A controversial move by the Speaker of the House at the end of the last legislative session might be reviewed during the current legislative session.

Speaker Rod Jetton (R-Marble Hill) offers no apologies for slipping a provision in a Senate bill on the last day of session that makes it easier for villages to incorporate and escape county regulation. Jetton couches it in economic development terms.

"I think I’ve talked about that quite a bit," Jetton told reporters during a news conference, "and the thing I would tell you is that I think anything we can do to promote growth and development in counties all across the state is a positive thing that I support and I am going to continue to support that kind of change."

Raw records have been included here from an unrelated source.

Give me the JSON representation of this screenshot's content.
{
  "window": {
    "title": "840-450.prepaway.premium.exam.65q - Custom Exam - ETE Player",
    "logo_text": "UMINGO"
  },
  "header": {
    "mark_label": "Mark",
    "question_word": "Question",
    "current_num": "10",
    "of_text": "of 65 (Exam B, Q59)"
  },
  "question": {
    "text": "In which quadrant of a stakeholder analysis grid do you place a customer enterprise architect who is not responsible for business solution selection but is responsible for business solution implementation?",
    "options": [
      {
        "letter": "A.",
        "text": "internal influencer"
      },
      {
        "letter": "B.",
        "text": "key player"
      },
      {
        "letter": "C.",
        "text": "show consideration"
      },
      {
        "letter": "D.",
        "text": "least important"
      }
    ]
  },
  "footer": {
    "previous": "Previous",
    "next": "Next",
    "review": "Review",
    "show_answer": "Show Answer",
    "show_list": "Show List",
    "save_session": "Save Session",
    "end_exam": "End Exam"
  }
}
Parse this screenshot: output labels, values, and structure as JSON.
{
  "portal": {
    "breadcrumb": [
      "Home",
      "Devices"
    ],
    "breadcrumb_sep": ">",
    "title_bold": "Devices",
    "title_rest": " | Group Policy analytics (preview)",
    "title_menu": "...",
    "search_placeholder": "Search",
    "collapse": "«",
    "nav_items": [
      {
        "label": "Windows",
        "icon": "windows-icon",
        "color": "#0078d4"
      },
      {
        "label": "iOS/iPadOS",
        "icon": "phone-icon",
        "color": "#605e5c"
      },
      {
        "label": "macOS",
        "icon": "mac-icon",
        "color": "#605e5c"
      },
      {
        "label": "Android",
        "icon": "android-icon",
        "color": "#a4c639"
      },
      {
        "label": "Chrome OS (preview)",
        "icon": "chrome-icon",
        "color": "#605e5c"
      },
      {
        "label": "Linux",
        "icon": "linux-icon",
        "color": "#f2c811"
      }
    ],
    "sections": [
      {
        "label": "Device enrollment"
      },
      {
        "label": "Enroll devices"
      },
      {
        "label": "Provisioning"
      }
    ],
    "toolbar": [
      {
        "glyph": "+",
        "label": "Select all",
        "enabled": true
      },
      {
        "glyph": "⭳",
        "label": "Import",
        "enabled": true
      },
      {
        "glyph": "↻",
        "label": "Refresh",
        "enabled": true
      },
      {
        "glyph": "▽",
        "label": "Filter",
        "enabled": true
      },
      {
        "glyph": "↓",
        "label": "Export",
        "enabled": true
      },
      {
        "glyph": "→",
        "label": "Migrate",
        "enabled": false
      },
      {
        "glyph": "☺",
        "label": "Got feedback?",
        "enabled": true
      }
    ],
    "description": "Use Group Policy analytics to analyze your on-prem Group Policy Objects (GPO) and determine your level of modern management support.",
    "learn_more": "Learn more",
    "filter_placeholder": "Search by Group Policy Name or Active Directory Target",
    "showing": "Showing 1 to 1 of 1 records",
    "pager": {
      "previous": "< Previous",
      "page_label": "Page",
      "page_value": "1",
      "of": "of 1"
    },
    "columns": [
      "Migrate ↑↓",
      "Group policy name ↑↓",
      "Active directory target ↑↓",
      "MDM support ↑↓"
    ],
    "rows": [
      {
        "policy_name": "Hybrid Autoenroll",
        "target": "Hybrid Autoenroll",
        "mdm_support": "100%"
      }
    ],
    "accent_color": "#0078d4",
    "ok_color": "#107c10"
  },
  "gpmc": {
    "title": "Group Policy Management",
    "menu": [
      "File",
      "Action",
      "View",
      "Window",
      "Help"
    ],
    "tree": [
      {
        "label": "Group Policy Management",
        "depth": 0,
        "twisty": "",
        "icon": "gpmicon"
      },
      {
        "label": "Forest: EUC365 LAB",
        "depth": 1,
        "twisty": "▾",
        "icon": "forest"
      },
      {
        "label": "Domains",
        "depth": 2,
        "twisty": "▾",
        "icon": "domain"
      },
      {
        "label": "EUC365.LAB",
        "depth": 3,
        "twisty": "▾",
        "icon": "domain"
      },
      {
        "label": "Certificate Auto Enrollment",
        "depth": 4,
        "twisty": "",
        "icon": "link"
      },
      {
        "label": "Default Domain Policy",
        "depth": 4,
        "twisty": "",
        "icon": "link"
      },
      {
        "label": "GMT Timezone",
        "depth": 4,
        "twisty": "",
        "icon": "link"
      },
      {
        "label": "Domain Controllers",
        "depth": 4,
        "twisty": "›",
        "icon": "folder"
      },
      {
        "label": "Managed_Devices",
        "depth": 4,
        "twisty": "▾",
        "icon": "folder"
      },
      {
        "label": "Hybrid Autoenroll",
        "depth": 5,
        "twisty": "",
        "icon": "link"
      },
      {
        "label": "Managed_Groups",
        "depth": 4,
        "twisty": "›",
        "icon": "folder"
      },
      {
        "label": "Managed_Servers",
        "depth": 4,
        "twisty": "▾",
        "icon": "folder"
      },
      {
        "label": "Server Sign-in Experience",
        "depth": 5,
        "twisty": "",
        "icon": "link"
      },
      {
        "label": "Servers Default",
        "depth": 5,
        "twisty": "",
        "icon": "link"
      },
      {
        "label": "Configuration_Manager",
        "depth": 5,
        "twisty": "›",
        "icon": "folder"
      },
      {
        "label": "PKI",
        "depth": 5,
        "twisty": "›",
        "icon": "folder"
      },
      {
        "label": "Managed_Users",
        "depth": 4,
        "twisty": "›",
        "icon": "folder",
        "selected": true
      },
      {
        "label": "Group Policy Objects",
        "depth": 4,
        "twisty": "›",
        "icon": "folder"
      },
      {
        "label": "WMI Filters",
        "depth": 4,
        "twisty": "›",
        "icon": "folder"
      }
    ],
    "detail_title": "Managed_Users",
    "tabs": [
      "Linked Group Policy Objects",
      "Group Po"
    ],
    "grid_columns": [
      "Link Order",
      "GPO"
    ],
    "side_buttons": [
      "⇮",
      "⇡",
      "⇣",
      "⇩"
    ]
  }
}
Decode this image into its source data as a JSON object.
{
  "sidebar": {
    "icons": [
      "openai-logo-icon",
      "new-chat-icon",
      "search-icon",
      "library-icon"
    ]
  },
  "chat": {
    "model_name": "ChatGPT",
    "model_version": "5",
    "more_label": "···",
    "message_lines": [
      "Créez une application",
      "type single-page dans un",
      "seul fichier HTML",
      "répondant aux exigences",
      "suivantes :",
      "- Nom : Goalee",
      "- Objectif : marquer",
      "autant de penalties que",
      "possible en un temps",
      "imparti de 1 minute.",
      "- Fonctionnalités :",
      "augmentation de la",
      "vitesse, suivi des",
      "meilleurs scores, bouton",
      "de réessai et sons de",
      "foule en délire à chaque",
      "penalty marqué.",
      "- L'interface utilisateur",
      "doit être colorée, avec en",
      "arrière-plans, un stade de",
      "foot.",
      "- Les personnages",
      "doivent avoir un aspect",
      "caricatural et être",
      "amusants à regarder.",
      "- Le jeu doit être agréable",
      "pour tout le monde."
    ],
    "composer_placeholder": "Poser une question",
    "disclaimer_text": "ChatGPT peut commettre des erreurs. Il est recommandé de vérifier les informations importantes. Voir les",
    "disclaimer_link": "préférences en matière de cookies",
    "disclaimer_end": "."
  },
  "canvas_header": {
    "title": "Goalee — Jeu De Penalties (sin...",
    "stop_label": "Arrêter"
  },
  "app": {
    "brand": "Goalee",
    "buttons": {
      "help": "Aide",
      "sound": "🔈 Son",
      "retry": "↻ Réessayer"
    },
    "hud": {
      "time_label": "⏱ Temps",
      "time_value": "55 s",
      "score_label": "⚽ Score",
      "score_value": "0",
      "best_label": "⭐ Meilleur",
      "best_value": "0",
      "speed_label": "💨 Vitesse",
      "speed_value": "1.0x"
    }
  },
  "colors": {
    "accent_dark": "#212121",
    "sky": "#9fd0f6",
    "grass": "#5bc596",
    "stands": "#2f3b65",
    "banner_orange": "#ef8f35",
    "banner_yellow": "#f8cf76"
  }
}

The change though has angered the Stone County Commission. Lebanon businessman Robert Plaster has taken advantage of the change to petition for incorporation of hundreds of acres of land into the "Village of Table Rock". That would allow Plaster to by-pass the commission, which has blocked the development. It allow the "Village of Table Rock" to operate outside county regulations.

A reporter pressed Jetton on the issue, noting that not only Stone County’s Commission, but other county commissioners have expressed concern about the change.

"Not all counties are saying that, not all county commissioners," stated Jetton. When asked to respond to commissioners who say the change undermines local authority, Jetton replied, "I guess I disagree with them."

Rep. Dennis Wood (R-Kimberling City) has filed HB 1336 that would increase the threshold needed to petition for such incorporation. Jetton promises to assign the bill to committee. Wood takes Jetton at his word and said he looks forward to the debate on the issue.

Wood had singled out Jetton as the legislator who made the last-minute change. Other lawmakers have expressed concerns as well, stating that the change could have an impact well beyond Stone County.



Download/listen Brent Martin reports (:60 MP3)